╭─ Task data

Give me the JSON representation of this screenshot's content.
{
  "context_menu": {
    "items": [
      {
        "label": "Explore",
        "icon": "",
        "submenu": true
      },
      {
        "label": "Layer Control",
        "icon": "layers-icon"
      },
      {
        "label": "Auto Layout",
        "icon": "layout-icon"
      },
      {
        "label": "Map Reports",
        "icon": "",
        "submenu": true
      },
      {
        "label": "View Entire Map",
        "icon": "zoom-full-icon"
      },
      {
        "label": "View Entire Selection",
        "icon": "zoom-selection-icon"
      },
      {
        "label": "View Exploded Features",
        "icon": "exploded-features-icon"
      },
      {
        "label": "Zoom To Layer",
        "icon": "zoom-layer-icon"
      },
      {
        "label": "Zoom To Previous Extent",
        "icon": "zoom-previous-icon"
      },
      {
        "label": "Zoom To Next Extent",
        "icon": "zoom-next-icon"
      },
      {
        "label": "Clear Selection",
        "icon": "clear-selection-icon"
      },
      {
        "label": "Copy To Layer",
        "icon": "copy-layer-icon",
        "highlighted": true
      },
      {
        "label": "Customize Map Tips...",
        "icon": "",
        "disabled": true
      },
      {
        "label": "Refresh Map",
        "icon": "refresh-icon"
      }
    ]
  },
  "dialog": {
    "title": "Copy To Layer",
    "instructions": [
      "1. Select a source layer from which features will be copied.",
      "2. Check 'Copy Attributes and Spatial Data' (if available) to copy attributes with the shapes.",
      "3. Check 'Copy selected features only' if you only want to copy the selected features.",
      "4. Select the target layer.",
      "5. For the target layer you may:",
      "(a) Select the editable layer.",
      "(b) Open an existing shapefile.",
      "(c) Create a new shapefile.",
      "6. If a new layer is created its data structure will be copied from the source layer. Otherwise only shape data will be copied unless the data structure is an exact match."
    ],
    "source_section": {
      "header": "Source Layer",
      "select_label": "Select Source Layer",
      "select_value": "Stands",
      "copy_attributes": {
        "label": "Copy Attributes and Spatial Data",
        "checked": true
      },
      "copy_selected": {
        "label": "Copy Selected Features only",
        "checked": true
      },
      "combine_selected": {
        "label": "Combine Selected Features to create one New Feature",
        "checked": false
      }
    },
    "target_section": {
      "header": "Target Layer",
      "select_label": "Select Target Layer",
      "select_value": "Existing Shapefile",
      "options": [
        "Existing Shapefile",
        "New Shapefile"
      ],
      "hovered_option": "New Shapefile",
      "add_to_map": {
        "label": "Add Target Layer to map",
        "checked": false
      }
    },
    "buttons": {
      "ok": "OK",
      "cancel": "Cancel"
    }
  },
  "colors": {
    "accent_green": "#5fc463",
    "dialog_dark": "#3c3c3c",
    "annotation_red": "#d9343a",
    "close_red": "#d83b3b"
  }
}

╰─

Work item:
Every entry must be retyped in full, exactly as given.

Your solution:
Give me the JSON representation of this screenshot's content.
{
  "context_menu": {
    "items": [
      {
        "label": "Explore",
        "icon": "",
        "submenu": true
      },
      {
        "label": "Layer Control",
        "icon": "layers-icon"
      },
      {
        "label": "Auto Layout",
        "icon": "layout-icon"
      },
      {
        "label": "Map Reports",
        "icon": "",
        "submenu": true
      },
      {
        "label": "View Entire Map",
        "icon": "zoom-full-icon"
      },
      {
        "label": "View Entire Selection",
        "icon": "zoom-selection-icon"
      },
      {
        "label": "View Exploded Features",
        "icon": "exploded-features-icon"
      },
      {
        "label": "Zoom To Layer",
        "icon": "zoom-layer-icon"
      },
      {
        "label": "Zoom To Previous Extent",
        "icon": "zoom-previous-icon"
      },
      {
        "label": "Zoom To Next Extent",
        "icon": "zoom-next-icon"
      },
      {
        "label": "Clear Selection",
        "icon": "clear-selection-icon"
      },
      {
        "label": "Copy To Layer",
        "icon": "copy-layer-icon",
        "highlighted": true
      },
      {
        "label": "Customize Map Tips...",
        "icon": "",
        "disabled": true
      },
      {
        "label": "Refresh Map",
        "icon": "refresh-icon"
      }
    ]
  },
  "dialog": {
    "title": "Copy To Layer",
    "instructions": [
      "1. Select a source layer from which features will be copied.",
      "2. Check 'Copy Attributes and Spatial Data' (if available) to copy attributes with the shapes.",
      "3. Check 'Copy selected features only' if you only want to copy the selected features.",
      "4. Select the target layer.",
      "5. For the target layer you may:",
      "(a) Select the editable layer.",
      "(b) Open an existing shapefile.",
      "(c) Create a new shapefile.",
      "6. If a new layer is created its data structure will be copied from the source layer. Otherwise only shape data will be copied unless the data structure is an exact match."
    ],
    "source_section": {
      "header": "Source Layer",
      "select_label": "Select Source Layer",
      "select_value": "Stands",
      "copy_attributes": {
        "label": "Copy Attributes and Spatial Data",
        "checked": true
      },
      "copy_selected": {
        "label": "Copy Selected Features only",
        "checked": true
      },
      "combine_selected": {
        "label": "Combine Selected Features to create one New Feature",
        "checked": false
      }
    },
    "target_section": {
      "header": "Target Layer",
      "select_label": "Select Target Layer",
      "select_value": "Existing Shapefile",
      "options": [
        "Existing Shapefile",
        "New Shapefile"
      ],
      "hovered_option": "New Shapefile",
      "add_to_map": {
        "label": "Add Target Layer to map",
        "checked": false
      }
    },
    "buttons": {
      "ok": "OK",
      "cancel": "Cancel"
    }
  },
  "colors": {
    "accent_green": "#5fc463",
    "dialog_dark": "#3c3c3c",
    "annotation_red": "#d9343a",
    "close_red": "#d83b3b"
  }
}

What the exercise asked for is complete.